Uganda’s open debate on sexuality too loud to ignore

Raymond Mujuni

What you need to know:

  • This week marks 20 years since Gaetano Kaggwa represented Uganda at Big Brother.

The open debate on sexuality – and choice of partners in Kampala is too loud to ignore. From banning rainbows down to early divorce, it is not hard to see that a culture war is being fought at every corner of the city turf. 

Some of it is justified resistance against an old, non-functional social culture that has produced broken families, abused children and a largely mentally challenged generation that needs therapy, the other part is a lording of cultural imperialism where some people feel their culture must supersede and be reflected in the lives of their kin and others. 

On both charges, history is an important place to look for answers. Freedom, the kind that people crave for to choose who they marry, sleep with, talk to or associate with has always won against tradition. Societies way older than the Ugandan one have sought to crash early resistance and failed miserably – so place your bets right. 

But let’s revisit some of our own history. 

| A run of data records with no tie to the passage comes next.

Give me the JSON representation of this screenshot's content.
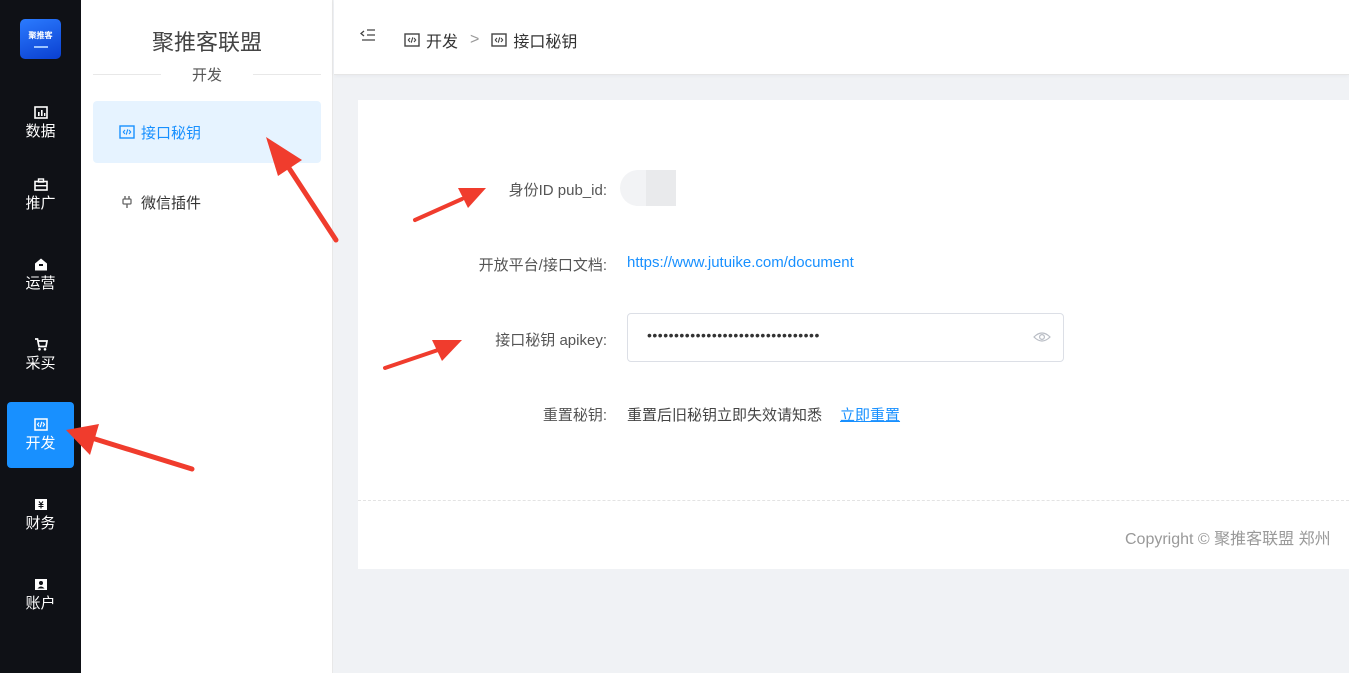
{
  "app": {
    "logo_text": "聚推客",
    "brand": "聚推客联盟",
    "section": "开发"
  },
  "rail": [
    {
      "label": "数据",
      "icon": "chart-icon"
    },
    {
      "label": "推广",
      "icon": "briefcase-icon"
    },
    {
      "label": "运营",
      "icon": "house-icon"
    },
    {
      "label": "采买",
      "icon": "cart-icon"
    },
    {
      "label": "开发",
      "icon": "code-icon",
      "active": true
    },
    {
      "label": "财务",
      "icon": "money-icon"
    },
    {
      "label": "账户",
      "icon": "user-icon"
    }
  ],
  "menu": [
    {
      "label": "接口秘钥",
      "icon": "code-icon",
      "active": true
    },
    {
      "label": "微信插件",
      "icon": "plug-icon"
    }
  ],
  "breadcrumb": {
    "collapse_icon": "menu-fold-icon",
    "first": "开发",
    "separator": ">",
    "second": "接口秘钥"
  },
  "form": {
    "pubid_label": "身份ID pub_id:",
    "doc_label": "开放平台/接口文档:",
    "doc_url": "https://www.jutuike.com/document",
    "apikey_label": "接口秘钥 apikey:",
    "apikey_value": "••••••••••••••••••••••••••••••••",
    "reset_label": "重置秘钥:",
    "reset_hint": "重置后旧秘钥立即失效请知悉",
    "reset_link": "立即重置"
  },
  "footer": {
    "copyright": "Copyright © 聚推客联盟 郑州"
  },
  "colors": {
    "accent": "#1890ff",
    "rail_bg": "#0f1116",
    "annotation": "#f03c2d"
  }
}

This week marks 20 years since Gaetano Kaggwa represented Uganda at Big Brother. Gaetano, a political science graduate, was truly the first of many phenomena. In the full face of cameras from all over Africa, he ventured into a love-making session with Abby on continental TV. Big Brother as a show was a hit in Uganda and his love making only made it staple. His rise to fame and prominence revealed an interesting crack in the way that Uganda packaged itself. 

Many had thought that the country was a conservative Christian majority with ethical monogamy at its heart. The sleaze and slur, many thought, wasn’t for Ugandans. But here was Gaetano, an educated graduate, top of the pyramid in the country at that time engaging in open sexual intercourse on the continental TV. 

The country was then split on its twos; the conservative supposed majority who condemned him and the liberal minority who cheered him on. Gaetano received a hero’s welcome, he was etched to Ugandan society in stone. His name was sung in songs. By Bebe Cool no less. 

Enter Swangz Avenue. 

Six years after Gaetano, Swangz Avenue broke the conservative back of Uganda’s music. The scene then had been set then for only Jose Chameleone, Bebe Cool, Bobi Wine and Ragga Dee. Without them, concerts didn’t start – infact, concerts didn’t get attended. The four had risen to fame singing about largely conservative topics; marriage, hard work and religion. 

Swangz, in a dare of great feats released the collaborative work ‘Mister DJ’ without any of them on the record. The even bigger point of note was that the song wasn’t in the series of staple topics; it was about bars and the creative expression they offered young Ugandans then. The song was a hit. It touched a nerve on the social scene. It sent a message, however subtle, that a new way of life was possible in Uganda. The young artists on ‘Mister DJ’ were hungry for success but in their songs they also represented a new liberal majority that was taking shape. 

Post 2009 was a game changer for the traditional artists. To survive they had to adapt and adapt quick. And gladly, most of them read the room. 

I’m laboring this point all this much to say, there are parts of Ugandan society whose levers have shifted irreversibly. It doesn’t matter how well you keep your lunch down at how they live their lives, the young people are determined to live them anyway. 

In the next week, we shall use this column to talk about the shift and liberal expression in the sex lives of young Ugandans and how that isn’t immoral but rather a different way to live life and how those who abhor that lifestyle must behave in a fast changing free society.   


You're all set to enjoy unlimited Prime content.